Quality and product-planning snafus got Tundra off to a slow start back in 2007. Then came the one-two punch of rising gas prices and the recession. That depressed sales of all big pickups. But unlike the domestic brands, Tundra didn’t enjoy the fallback of a broad following among commercial buyers, farmers, and tradespeople to balance the exodus of casual-use owners from the full-size pickup market.

As for the third-generation Tundra, we expect it to be introduced in the spring of 2013 as a 2014 model. It’ll continue to be assembled in the U.S. primarily for sale in North America. The 2014 Toyota Tundra won’t abandon its stout body-on-frame engineering for some sort of lighter-duty, car-type unibody construction. It could, however, get marginally smaller exterior dimensions if Toyota concedes that the primary audience for this truck is indeed recreational users and not contractors and ranchers. A slightly tidier size would also mean less gas-gulping weight – a serious consideration for any manufacturer looking to satisfy tightening fuel-economy standards.

2012 Toyota Tundra Competition back to top

Chevrolet Silverado 1500/GMC Sierra 1500: This design duo hasn’t received a full makeover since model-year 2007 and shows its age with cabins that are less spacious and less modern cabins than those in the Ram, F-150, and Tundra. Still, brand-loyal buyers recognize an admirable overall design and the value of proven V-6- and V-8-powertrains, so sales remain strong. Prices are very competitive, too, and there’s a well-thought-out selection of cab/bed combinations, work-ready specifications, uplevel comforts, and most of the modern conveniences. A V-6 and two V-8 engines are offered, the most popular being GM’s workhorse 5.3-liter V-8 rated at 315 horsepower, 335 pound-feet of torque, and 15/21/17 mpg with both 2wd and 4wd. Top V-8 is a 6.2-liter with 403 horsepower, 417 pound-feet of torque, and ratings of 14 mpg combined city/highway. Towing maximum is 10,700 pounds. A gas V-8-electric hybrid version also is available and boosts fuel economy to 20/23/21, but it’s pricey. Model-year 2012 base-price range is $22,940-$50,190 for the Silverado 1500 and $26,180-$50,560 for the Sierra 1500.

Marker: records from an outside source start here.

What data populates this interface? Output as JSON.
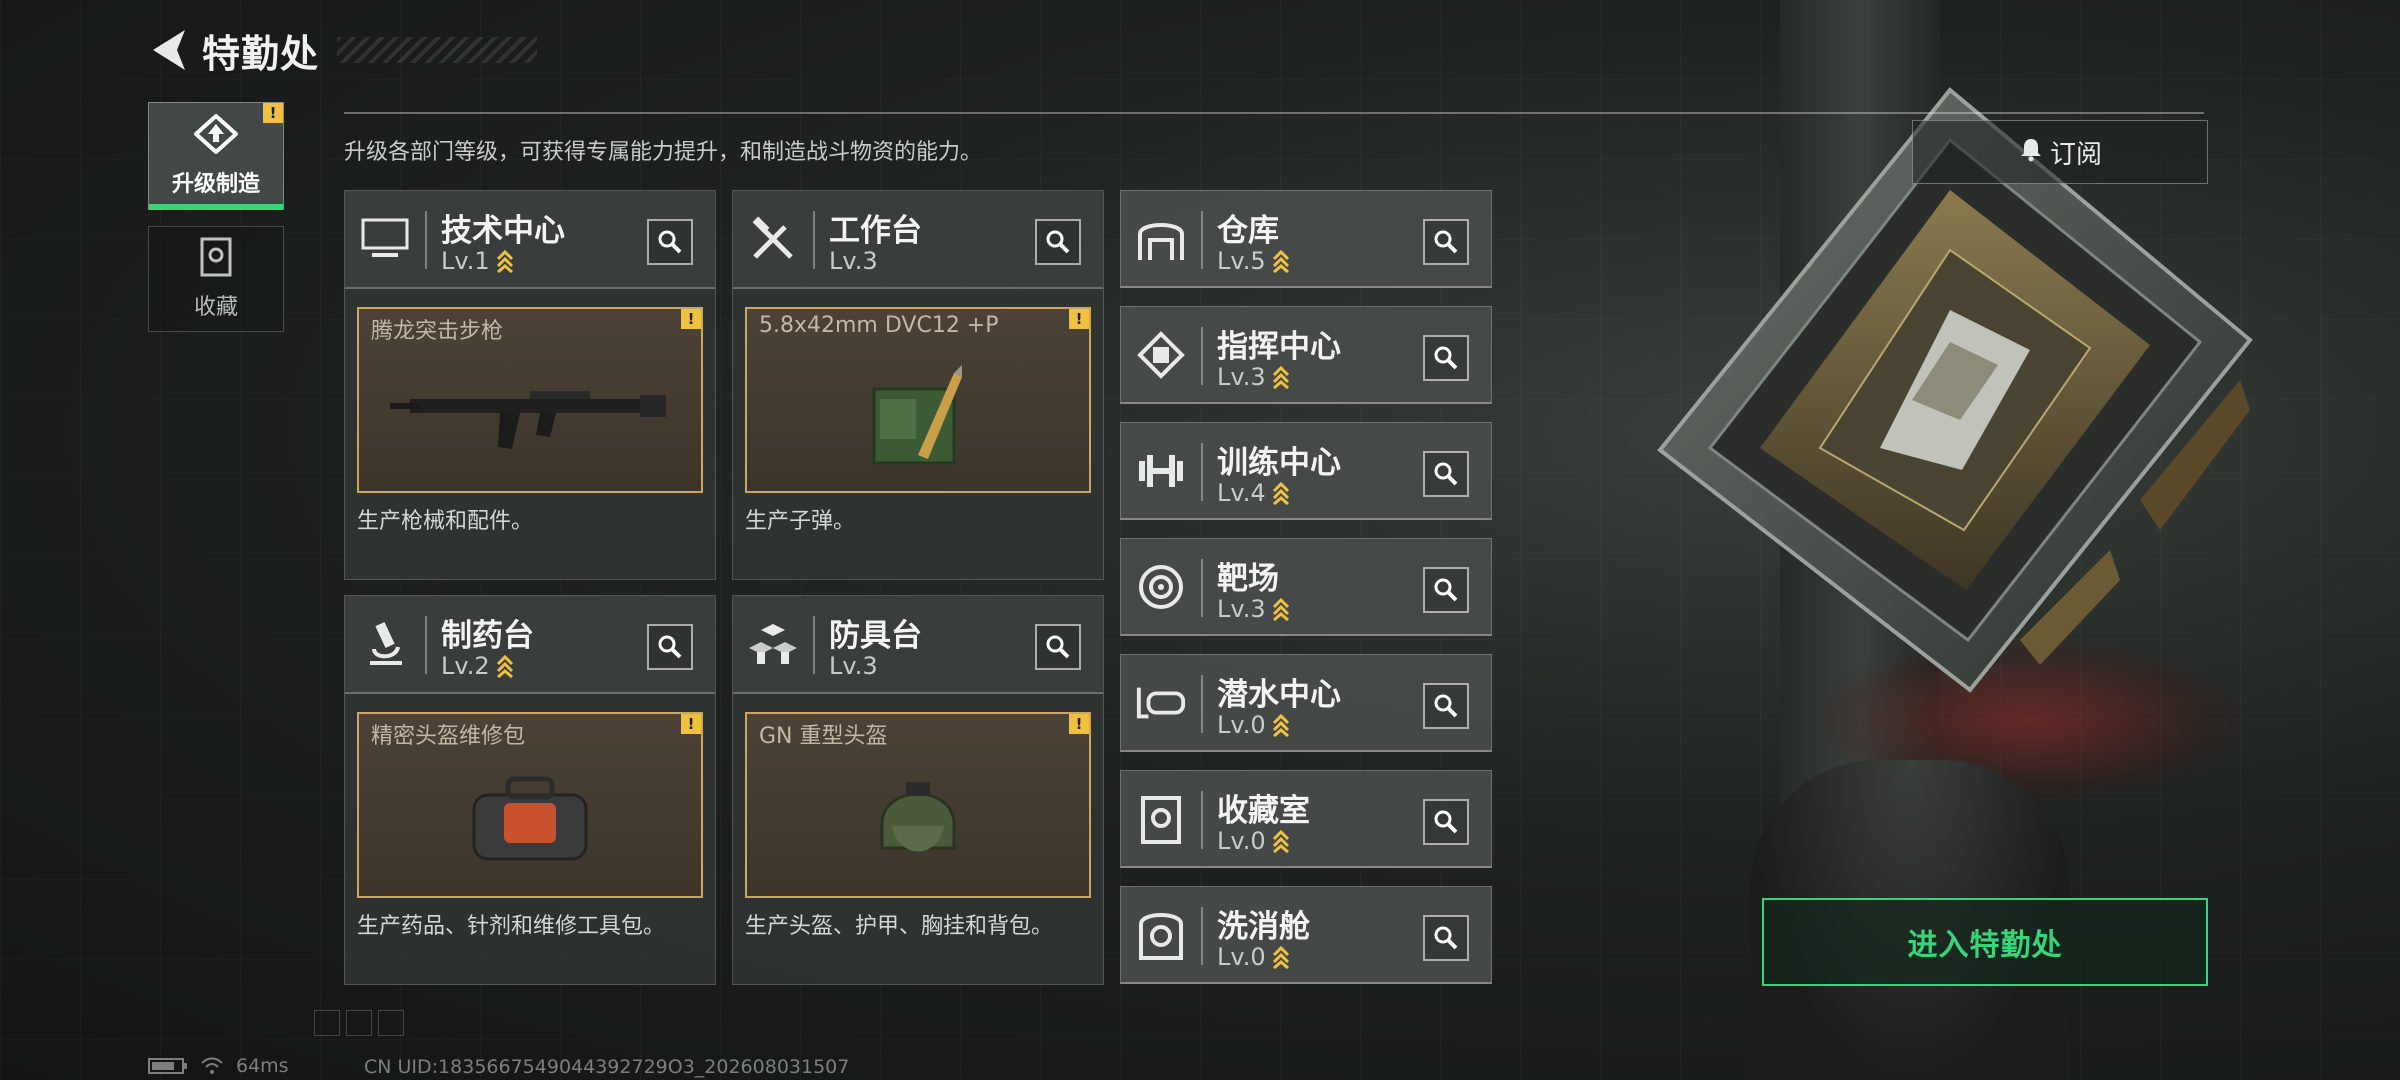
{
  "header": {
    "title": "特勤处"
  },
  "sidebar": {
    "items": [
      {
        "label": "升级制造",
        "active": true,
        "badge": "!"
      },
      {
        "label": "收藏",
        "active": false
      }
    ]
  },
  "description": "升级各部门等级，可获得专属能力提升，和制造战斗物资的能力。",
  "subscribe": {
    "label": "订阅"
  },
  "cards": [
    {
      "name": "技术中心",
      "level": "Lv.1",
      "upgradable": true,
      "icon": "monitor-icon",
      "product": "腾龙突击步枪",
      "product_art": "rifle-icon",
      "badge": "!",
      "desc": "生产枪械和配件。"
    },
    {
      "name": "工作台",
      "level": "Lv.3",
      "upgradable": false,
      "icon": "tools-icon",
      "product": "5.8x42mm DVC12 +P",
      "product_art": "ammo-box-icon",
      "badge": "!",
      "desc": "生产子弹。"
    },
    {
      "name": "制药台",
      "level": "Lv.2",
      "upgradable": true,
      "icon": "microscope-icon",
      "product": "精密头盔维修包",
      "product_art": "repair-bag-icon",
      "badge": "!",
      "desc": "生产药品、针剂和维修工具包。"
    },
    {
      "name": "防具台",
      "level": "Lv.3",
      "upgradable": false,
      "icon": "cubes-icon",
      "product": "GN 重型头盔",
      "product_art": "helmet-icon",
      "badge": "!",
      "desc": "生产头盔、护甲、胸挂和背包。"
    }
  ],
  "small_cards": [
    {
      "name": "仓库",
      "level": "Lv.5",
      "upgradable": true,
      "icon": "warehouse-icon"
    },
    {
      "name": "指挥中心",
      "level": "Lv.3",
      "upgradable": true,
      "icon": "chip-icon"
    },
    {
      "name": "训练中心",
      "level": "Lv.4",
      "upgradable": true,
      "icon": "dumbbell-icon"
    },
    {
      "name": "靶场",
      "level": "Lv.3",
      "upgradable": true,
      "icon": "target-icon"
    },
    {
      "name": "潜水中心",
      "level": "Lv.0",
      "upgradable": true,
      "icon": "diving-mask-icon"
    },
    {
      "name": "收藏室",
      "level": "Lv.0",
      "upgradable": true,
      "icon": "collection-icon"
    },
    {
      "name": "洗消舱",
      "level": "Lv.0",
      "upgradable": true,
      "icon": "decontam-icon"
    }
  ],
  "enter_button": {
    "label": "进入特勤处"
  },
  "footer": {
    "ping": "64ms",
    "uid": "CN UID:1835667549044392729O3_202608031507"
  },
  "colors": {
    "accent_green": "#39d37a",
    "warning_yellow": "#f0c040",
    "product_border": "#c9a760"
  }
}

Ford F-150: This is the auto industry’s most popular vehicle, car or truck, outselling Siliverado and Sierra 1500 combined and trouncing Tundra by a 7-1 margin. Like the  Ram 1500, the F-150 last received a full  redesign for model-year 2009, though it added new powertrains for model year 2011 that included a stronger base V-6 (302 horsepower, 278 pound-feet of torque) and fresh V-8s, including the volume-leading 5.0-liter with 360 horsepower, 380 pound-feet of torque and ratings of 15/21/17 mpg with 2wd and 14/19/16 with 4wd. Star of the show is Ford’s twin-turbocharged EcoBoost V-6, which happens to boast an impressive 11,300-pound tow rating. No big pickup offers a wider range of bed and cab combos and the F-150 can go toe-to-toe with any rival for available high-tech features, including an in-dash computer with Internet connectivity. Base-price range for the 2012 F-150 is $23,895-$48,895 for mainstream models, with the off-road-racer-style SVT Raptor starting at $43,565 and the Harley-Davidson Edition 4wd SuperCrew crew cab topping the line at $52,990.   

Ram 1500: Last redesigned for model-year 2009, Ram remains fresh, with brash styling and class-leading ride and handling. Credit the latter to its category-exclusive coil-spring suspension versus the leaf-spring setup used by every other full-size pickup. Ram crew cabs don’t offer long-bed versions but this pickup is otherwise available in the usual cab/box combos. Available features include the RamBox in-bed storage system. A V-6 and two V-8s are offered, the r headliner being the 5.7-liter Hemi V-8 with 390 horsepower, 407 pound-feet of torque and ratings of 14/20/16 mpg with 2wd, 13/19/15 with 4wd. Note that this pickup is no longer the “Dodge” Ram. Parent company Chrysler Group has spun-off Ram Truck from Dodge and markets it as a separate brand. Model-year 2012 base price range is $22,270-$44,120. Ram won’t see major changes until model-year 2014 and its future almost certainly includes the corporate Pentastar V-6 and an eight-speed automatic transmission in place of the underachieving V-6/four-speed automatic combo.

2012 Toyota Tundra Next Steps